ACTION ITEM:
Find the word "Plannings" in the data. Return every line where it appears.
▼
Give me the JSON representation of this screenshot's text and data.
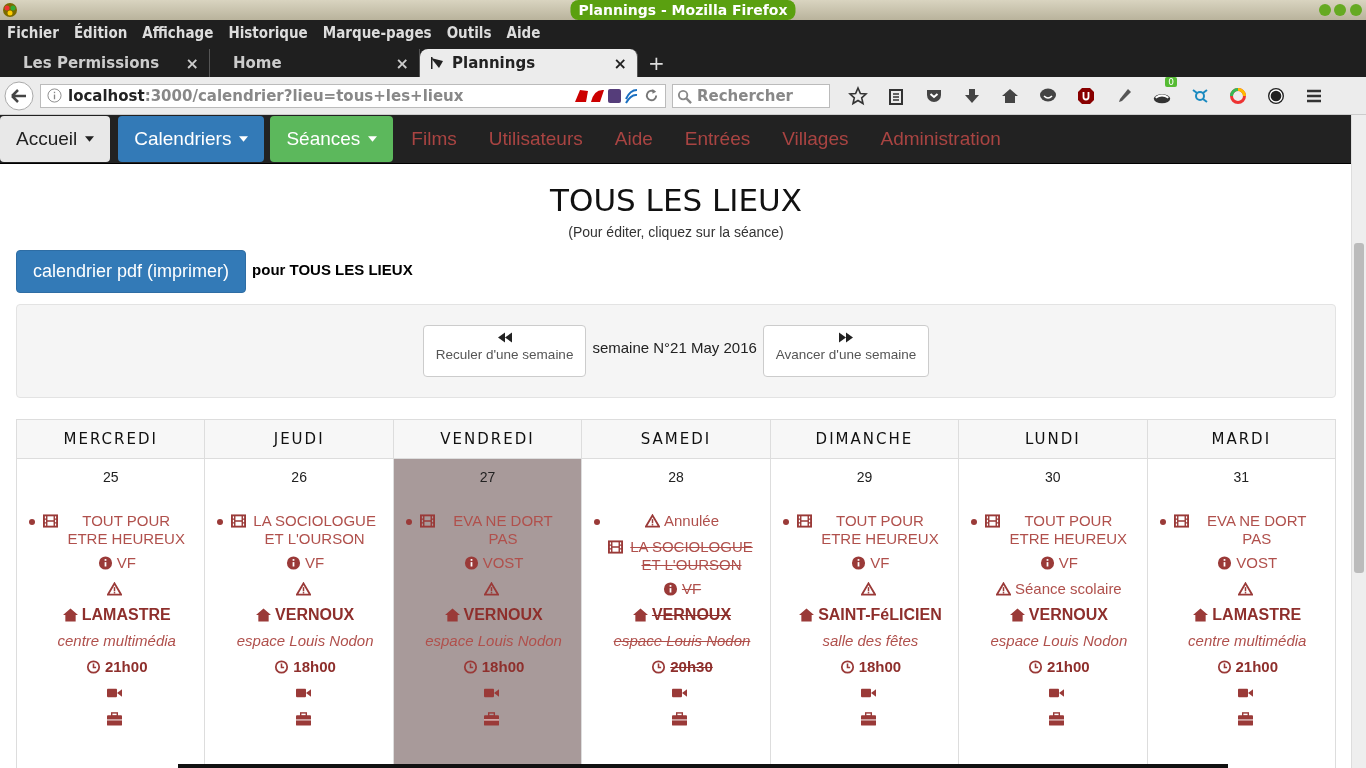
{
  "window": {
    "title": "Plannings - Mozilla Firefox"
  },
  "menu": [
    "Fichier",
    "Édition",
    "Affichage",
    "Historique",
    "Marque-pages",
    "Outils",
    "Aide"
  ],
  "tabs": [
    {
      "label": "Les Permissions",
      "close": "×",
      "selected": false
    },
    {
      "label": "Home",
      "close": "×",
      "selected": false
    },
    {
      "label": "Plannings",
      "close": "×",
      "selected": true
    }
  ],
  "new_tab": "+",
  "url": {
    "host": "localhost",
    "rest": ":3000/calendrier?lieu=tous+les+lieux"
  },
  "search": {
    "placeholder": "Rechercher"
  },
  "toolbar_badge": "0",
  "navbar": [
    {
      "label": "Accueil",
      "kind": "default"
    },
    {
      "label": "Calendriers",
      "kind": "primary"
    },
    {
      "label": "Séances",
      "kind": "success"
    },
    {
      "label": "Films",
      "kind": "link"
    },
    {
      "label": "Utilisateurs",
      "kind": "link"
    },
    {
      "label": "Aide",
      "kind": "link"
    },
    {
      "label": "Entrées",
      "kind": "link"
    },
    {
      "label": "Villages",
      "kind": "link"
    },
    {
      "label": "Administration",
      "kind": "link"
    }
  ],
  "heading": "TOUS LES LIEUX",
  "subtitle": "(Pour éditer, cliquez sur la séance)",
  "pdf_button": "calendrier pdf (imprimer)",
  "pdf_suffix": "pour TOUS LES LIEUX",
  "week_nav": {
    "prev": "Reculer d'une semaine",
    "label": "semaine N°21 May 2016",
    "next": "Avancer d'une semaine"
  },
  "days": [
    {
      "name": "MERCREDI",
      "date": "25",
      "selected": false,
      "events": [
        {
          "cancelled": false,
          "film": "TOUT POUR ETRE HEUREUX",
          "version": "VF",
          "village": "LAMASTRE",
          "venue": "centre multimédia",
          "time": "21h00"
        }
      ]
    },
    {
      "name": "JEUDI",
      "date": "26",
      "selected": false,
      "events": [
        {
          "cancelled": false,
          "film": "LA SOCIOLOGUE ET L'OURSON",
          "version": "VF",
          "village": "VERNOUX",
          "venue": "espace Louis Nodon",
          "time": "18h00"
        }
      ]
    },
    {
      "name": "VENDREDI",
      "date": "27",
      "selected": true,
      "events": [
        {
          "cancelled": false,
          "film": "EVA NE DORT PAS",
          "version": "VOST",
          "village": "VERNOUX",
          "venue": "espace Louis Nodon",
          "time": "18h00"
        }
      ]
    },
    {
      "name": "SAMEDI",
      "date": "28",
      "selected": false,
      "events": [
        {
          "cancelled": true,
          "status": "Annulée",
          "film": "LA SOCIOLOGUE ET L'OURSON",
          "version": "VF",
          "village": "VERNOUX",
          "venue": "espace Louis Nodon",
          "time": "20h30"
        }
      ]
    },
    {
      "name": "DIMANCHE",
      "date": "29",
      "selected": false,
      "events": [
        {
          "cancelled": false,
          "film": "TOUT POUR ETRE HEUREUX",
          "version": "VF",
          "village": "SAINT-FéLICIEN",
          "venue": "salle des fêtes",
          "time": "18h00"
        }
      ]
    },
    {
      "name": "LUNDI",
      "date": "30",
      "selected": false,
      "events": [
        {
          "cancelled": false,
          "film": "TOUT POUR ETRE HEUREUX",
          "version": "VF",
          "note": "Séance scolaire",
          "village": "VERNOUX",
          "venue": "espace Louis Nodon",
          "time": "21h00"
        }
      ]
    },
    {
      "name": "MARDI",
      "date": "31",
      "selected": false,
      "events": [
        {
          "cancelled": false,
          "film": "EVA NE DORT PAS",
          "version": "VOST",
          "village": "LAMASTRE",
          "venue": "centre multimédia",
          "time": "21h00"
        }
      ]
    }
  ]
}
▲
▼
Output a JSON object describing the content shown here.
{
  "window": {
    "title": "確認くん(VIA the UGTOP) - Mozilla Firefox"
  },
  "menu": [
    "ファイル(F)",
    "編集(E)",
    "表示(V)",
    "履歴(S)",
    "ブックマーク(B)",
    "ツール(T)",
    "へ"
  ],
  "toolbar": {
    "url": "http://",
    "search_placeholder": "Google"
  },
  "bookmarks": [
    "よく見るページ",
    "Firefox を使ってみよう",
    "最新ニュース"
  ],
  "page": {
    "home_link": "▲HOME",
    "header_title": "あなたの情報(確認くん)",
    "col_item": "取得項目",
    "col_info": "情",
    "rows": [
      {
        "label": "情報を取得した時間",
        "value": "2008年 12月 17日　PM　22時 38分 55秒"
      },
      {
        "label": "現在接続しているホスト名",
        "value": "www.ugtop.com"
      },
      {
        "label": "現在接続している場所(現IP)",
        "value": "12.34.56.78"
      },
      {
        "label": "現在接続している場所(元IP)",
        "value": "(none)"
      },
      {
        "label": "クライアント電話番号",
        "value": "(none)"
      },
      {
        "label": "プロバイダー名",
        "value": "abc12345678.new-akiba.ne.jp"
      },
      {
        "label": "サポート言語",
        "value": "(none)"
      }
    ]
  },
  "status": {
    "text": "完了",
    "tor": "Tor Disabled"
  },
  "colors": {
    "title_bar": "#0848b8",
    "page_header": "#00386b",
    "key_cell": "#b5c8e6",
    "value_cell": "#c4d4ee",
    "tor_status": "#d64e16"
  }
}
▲
SOLUTION TO THIS TASK:
    "title": "Plannings - Mozilla Firefox"
      "label": "Plannings",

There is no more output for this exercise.